Wherever a line in the records below contains "name", copy that line.

*** DATA FOR THIS TASK ***

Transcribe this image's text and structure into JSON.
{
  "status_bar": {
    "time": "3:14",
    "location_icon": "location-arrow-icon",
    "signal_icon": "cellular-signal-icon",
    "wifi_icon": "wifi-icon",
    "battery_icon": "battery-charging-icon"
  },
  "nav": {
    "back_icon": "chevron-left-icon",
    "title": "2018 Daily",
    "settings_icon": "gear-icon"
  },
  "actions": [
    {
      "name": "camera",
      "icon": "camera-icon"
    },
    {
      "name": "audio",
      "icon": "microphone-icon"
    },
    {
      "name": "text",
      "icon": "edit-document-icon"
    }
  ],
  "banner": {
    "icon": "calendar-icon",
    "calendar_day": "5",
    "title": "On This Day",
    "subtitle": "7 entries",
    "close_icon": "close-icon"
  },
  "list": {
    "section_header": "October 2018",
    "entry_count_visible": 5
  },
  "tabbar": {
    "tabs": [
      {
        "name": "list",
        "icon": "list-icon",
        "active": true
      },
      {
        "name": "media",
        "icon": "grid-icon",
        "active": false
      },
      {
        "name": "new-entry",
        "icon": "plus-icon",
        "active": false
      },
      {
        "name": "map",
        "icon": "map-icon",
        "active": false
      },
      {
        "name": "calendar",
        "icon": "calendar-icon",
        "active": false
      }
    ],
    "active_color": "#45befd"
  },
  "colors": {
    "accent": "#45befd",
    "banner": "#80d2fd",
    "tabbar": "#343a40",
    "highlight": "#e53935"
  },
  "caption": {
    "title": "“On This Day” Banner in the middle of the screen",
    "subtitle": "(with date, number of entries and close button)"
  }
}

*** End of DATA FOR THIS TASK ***

YOUR SOLUTION =
      "name": "camera",
      "name": "audio",
      "name": "text",
        "name": "list",
        "name": "media",
        "name": "new-entry",
        "name": "map",
        "name": "calendar",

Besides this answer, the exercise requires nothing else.